Tag Archives: concurrent delay

Practical Considerations in Analyzing Concurrent Delays

Concurrent Delay Analysis: Part 5

By: Charles Choyce

While the analytical methods of determining concurrent delay are important, a contractor should prepare contemporaneous updates during the course of the project that correctly and accurately reflect delay events as they occur. Similarly, in its review of contemporaneous updates, an owner should analyze any logic changes, insertion of delay events, and the linking of those events to ensure that they accurately reflect the events that occurred, and communicate with the contractor on these issues. Small adjustments in the schedule can result in significant changes in the delay calculations that may make a delay event compensable, concurrent, or inexcusable. Continue reading Practical Considerations in Analyzing Concurrent Delays

Challenges in Determining Concurrent Delay (Part 2)

Concurrent Delay Analysis: Part 4

By: Charles Choyce

In the previous post, I discussed the application of the “longest path theory,” which looks at the critical path in order to determine the existence of concurrent delay. This is not the only method used to address the concurrent delay issues. The Association for the Advancement of Cost Engineering International (AACEI) Recommended Practice also discusses the “but for” test or “zero float school” for analyzing concurrent delay.

Under the “but for” test, in our earlier example regarding the steel design delay, the owner might argue that but for the design delay, the contractor would have been 20 days late on the foundations, and thus that 20-day delay should be regarded as concurrent. Generally, the contractor who argues that his delay was not concurrent must establish that he would have completed on time in the absence of the critical path delay caused by the other party. In our example regarding the foundations and the owner steel delay, to rebut the contention of the but for argument, the contractor can contend that had there been no steel design delay, he could have added resources or done other management adjustments to avoid the 20-day delay on the foundations, but since the delay caused by the steel design was so great, it would have been futile to do so.

Continue reading Challenges in Determining Concurrent Delay (Part 2)

Challenges in Determining Concurrent Delay (Part 1)

Concurrent Delay Analysis: Part 3

By: Charles Choyce

In parts 1 and 2, I discussed the definitions and general standards set forth by the Association for the Advancement of Cost Engineering International (AACEI) Recommended Practice to determine concurrent delay. In this post, I will illustrate challenges confronted in attempting to apply those concepts, which are by their nature very fact intensive.

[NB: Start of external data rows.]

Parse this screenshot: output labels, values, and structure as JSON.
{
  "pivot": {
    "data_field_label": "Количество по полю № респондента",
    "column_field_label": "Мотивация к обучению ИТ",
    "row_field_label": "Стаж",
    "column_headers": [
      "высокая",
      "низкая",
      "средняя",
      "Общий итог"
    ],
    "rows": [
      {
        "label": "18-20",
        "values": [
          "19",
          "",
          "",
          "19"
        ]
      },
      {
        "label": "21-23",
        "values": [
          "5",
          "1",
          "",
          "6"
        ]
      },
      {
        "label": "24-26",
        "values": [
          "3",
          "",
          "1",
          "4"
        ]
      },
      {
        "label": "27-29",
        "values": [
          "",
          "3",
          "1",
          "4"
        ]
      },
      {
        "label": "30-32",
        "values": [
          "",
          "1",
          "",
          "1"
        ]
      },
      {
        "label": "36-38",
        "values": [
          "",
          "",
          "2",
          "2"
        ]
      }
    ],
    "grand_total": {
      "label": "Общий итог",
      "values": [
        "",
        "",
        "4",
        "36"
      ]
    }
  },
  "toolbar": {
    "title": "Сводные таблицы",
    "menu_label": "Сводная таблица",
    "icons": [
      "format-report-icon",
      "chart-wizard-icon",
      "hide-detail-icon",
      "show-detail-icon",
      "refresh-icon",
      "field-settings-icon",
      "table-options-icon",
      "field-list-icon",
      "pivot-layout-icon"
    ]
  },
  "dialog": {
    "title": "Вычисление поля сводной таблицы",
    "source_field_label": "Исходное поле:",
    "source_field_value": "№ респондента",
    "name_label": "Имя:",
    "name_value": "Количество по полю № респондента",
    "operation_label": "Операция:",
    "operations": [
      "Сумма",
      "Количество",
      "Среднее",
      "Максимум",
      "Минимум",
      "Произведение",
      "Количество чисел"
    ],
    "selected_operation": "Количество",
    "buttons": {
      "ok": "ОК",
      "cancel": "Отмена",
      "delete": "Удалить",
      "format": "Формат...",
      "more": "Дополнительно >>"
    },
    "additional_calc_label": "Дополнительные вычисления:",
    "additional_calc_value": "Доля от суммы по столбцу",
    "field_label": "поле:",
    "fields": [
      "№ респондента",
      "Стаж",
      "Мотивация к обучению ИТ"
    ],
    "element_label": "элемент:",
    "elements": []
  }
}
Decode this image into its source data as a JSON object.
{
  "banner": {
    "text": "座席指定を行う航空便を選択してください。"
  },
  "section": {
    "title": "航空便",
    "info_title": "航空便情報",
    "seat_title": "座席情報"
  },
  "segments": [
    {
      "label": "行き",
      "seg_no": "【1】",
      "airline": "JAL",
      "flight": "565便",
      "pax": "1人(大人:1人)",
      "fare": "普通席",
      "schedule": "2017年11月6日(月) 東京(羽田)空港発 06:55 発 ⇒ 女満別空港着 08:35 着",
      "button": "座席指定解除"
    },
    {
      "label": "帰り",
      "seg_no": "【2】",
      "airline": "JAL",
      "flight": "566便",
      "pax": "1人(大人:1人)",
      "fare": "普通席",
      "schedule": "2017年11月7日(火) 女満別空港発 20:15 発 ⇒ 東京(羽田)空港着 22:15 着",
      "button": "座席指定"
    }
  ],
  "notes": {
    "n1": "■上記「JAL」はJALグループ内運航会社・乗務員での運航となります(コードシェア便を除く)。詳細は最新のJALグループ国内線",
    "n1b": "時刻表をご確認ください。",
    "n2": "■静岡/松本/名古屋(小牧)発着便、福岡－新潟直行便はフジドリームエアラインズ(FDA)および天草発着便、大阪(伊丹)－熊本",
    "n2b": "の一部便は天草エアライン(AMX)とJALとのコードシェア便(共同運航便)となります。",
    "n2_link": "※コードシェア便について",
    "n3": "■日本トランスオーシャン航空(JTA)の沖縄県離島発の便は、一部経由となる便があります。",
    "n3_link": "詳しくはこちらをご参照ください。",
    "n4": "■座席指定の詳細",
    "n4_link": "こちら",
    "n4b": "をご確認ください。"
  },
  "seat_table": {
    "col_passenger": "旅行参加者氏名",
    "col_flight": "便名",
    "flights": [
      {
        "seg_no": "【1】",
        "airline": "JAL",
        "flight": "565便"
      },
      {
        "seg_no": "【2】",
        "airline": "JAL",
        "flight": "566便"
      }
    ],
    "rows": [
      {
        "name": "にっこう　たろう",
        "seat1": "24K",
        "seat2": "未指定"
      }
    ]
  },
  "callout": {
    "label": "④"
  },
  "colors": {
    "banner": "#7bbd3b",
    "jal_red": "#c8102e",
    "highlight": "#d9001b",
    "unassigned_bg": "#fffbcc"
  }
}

Let us use as an example a typical office building with concrete foundations and a structural steel superstructure. The baseline schedule provided that the critical path ran through the construction of the foundations, followed by the start of structural steel erection. However, due to delays in resolving structural steel design problems by the owner’s structural engineer, the project’s critical path shifted to the structural steel design. The delay in resolving the design issues delayed by 100 days the fabrication of steel necessary to commence the erection, resulting in the project completion being delayed by 100 days. At the same time, the contractor completed the foundations 20 days later than planned.

Continue reading Challenges in Determining Concurrent Delay (Part 1)